Much of the credit for Off the Wall’s endurance should probably go to the dream team Jackson and CBS assembled in the studio. Chief among them was producer, Quincy Jones, the musical genius the singer had first encountered working on the film, The Wiz. Stevie Wonder and Paul McCartney wrote songs for the record, and it also marked the emergence of Rod Temperton, the little-known funkster from Cleethorpes, Lancashire, who wrote ‘Rock With You’ and the magnificent title track. The latter tune offers a blueprint for living we’d all do well to heed: “Leave that nine to five upon the shelf And just enjoy yourself C’mon and groove, and let the madness in the music get to you.”

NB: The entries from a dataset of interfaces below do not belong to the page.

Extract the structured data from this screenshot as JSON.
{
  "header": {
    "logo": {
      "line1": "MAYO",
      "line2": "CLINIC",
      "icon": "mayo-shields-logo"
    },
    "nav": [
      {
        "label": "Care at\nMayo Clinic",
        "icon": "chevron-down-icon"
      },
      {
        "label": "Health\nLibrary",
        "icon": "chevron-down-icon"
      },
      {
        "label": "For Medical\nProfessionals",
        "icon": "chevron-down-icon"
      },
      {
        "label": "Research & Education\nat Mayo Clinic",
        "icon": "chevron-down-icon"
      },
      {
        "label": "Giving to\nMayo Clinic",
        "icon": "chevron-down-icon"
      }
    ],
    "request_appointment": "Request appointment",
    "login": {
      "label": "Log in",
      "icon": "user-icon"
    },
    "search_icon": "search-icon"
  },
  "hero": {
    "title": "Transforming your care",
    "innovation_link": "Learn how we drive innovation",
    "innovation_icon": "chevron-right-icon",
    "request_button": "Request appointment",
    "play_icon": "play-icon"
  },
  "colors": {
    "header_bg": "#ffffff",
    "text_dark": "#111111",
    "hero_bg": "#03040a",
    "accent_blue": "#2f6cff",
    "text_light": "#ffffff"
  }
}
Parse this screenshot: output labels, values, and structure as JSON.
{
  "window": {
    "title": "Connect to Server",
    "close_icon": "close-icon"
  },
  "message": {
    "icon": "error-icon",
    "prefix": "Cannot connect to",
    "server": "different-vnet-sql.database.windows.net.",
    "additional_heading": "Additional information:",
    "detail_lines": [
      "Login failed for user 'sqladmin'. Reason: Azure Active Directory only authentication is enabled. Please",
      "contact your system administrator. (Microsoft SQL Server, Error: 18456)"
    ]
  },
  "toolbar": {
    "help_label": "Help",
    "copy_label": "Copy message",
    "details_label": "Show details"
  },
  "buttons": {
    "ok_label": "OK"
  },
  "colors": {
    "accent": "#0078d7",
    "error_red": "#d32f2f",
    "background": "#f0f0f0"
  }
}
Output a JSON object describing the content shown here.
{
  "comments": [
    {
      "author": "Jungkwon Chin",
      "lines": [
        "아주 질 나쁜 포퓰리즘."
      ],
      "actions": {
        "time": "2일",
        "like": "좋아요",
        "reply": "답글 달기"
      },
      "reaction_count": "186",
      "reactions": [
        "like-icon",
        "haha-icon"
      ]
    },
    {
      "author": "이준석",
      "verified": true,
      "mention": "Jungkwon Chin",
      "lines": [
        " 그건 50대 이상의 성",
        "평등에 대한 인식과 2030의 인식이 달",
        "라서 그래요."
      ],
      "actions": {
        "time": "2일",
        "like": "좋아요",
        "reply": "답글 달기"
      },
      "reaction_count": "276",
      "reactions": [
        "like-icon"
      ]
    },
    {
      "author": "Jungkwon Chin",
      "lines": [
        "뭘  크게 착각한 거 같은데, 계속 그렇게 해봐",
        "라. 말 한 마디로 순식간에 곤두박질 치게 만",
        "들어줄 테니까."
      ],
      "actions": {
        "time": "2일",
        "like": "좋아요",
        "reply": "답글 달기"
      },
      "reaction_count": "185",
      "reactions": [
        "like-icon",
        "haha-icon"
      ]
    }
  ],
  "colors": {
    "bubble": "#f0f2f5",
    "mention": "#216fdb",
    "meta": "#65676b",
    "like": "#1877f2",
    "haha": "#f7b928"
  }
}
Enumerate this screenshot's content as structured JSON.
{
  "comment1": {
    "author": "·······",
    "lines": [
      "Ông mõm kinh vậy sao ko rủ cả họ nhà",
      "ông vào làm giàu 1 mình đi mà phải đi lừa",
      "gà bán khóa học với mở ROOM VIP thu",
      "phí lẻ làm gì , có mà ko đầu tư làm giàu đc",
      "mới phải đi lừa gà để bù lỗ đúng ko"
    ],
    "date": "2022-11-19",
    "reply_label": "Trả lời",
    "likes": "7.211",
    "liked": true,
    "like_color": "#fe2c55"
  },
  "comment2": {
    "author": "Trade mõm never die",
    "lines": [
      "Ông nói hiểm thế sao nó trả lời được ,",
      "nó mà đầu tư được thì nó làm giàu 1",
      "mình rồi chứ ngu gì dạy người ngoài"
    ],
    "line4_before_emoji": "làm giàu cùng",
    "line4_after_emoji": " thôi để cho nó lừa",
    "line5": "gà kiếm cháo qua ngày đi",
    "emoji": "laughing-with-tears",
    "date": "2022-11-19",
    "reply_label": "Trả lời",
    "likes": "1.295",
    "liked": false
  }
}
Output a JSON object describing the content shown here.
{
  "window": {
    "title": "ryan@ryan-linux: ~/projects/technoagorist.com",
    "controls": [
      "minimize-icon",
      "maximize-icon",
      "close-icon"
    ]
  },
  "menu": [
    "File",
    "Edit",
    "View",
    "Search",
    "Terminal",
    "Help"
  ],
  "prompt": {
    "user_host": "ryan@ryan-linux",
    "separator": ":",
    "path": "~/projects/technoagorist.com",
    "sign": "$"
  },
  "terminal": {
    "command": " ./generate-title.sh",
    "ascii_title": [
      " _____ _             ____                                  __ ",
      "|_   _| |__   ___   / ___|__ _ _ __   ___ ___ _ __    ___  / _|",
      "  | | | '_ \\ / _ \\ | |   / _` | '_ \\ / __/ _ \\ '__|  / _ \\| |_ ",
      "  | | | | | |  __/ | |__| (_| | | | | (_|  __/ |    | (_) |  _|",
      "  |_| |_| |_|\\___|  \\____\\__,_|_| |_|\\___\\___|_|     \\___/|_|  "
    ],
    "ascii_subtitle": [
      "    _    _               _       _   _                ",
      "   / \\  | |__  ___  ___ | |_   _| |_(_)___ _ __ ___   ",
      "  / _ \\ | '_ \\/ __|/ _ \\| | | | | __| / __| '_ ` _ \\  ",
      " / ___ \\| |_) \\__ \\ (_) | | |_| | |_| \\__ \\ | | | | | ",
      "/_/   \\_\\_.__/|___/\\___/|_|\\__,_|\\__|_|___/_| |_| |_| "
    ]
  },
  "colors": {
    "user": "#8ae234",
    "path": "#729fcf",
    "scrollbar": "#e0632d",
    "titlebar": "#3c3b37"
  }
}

But none of those collaborations should take away from Jackson’s own input. His years as a childhood star ensured he was already a veteran of the music business and, as well as the sublime vocals, he wrote three of the tracks, and helped produce several more. His talent, work-ethic, and spirit were feeding off the joyous dancefloors of disco culture, and, ultimately, he created an album that transcended the era. Listen and be reminded.
- The re-release’s accompanying documentary, Michael Jackson’s Journey From Motown to Off the Wall, directed by Spike Lee, will be shown on RTÉ2 tonight at 10.45pm.